* [WHAT YOU NEED TO DO] Every line of the entries that holds the word "muted" is to be copied.

* [RECORDED DATA]
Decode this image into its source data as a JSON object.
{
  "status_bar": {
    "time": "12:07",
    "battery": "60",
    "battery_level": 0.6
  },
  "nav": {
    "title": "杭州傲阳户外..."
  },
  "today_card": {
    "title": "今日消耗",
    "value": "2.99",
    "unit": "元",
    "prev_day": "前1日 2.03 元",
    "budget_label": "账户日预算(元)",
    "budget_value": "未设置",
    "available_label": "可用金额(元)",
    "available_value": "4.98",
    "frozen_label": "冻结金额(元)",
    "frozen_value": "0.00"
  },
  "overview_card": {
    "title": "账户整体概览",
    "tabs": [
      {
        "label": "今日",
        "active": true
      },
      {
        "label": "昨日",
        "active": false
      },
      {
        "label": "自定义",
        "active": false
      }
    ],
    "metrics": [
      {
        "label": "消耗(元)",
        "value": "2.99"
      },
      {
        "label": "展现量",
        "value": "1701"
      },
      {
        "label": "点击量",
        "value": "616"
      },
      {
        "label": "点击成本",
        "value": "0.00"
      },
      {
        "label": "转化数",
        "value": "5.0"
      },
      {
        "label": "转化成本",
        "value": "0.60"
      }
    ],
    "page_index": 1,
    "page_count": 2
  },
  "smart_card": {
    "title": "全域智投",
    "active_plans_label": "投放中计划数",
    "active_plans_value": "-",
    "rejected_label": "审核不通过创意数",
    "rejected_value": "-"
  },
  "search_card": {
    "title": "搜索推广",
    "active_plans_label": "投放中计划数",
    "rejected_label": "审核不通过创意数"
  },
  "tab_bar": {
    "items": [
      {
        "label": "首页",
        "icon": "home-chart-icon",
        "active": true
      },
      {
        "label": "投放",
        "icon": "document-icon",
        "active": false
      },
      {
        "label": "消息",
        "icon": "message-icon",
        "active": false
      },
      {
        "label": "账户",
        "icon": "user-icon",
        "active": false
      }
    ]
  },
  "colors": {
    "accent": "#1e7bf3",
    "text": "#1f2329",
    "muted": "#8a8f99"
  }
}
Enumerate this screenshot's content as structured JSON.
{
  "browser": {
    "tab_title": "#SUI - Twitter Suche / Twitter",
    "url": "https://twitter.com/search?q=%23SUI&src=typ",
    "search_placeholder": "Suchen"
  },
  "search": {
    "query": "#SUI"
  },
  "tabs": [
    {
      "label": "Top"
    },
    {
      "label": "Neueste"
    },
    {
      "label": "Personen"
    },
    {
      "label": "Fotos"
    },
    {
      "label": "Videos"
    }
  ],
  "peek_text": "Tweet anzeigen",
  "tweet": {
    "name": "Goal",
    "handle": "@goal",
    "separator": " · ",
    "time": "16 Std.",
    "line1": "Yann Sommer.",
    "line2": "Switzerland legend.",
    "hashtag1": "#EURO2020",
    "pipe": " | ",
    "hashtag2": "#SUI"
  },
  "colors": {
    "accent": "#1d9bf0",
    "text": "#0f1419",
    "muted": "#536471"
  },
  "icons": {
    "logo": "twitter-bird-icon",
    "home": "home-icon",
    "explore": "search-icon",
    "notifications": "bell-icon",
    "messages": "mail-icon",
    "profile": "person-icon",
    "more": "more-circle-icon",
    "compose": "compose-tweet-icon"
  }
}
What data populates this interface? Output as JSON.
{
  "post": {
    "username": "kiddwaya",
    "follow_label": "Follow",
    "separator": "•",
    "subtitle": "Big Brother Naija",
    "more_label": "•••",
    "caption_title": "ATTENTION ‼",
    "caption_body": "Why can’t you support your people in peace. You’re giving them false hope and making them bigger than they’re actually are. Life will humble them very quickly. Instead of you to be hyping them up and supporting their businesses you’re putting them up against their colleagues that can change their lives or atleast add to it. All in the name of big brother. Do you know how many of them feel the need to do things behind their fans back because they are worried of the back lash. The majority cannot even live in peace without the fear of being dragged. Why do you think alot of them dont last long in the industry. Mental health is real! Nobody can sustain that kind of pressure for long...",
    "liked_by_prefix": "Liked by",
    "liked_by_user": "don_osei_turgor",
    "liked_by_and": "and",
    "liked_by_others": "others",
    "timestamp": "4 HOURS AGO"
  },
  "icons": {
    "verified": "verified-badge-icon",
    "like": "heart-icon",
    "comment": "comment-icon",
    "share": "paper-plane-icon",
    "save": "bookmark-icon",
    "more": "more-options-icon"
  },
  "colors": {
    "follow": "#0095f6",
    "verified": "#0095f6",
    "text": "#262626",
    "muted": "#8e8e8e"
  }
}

* [RESPONSE FOR THIS EXERCISE]
    "muted": "#8a8f99"
    "muted": "#536471"
    "muted": "#8e8e8e"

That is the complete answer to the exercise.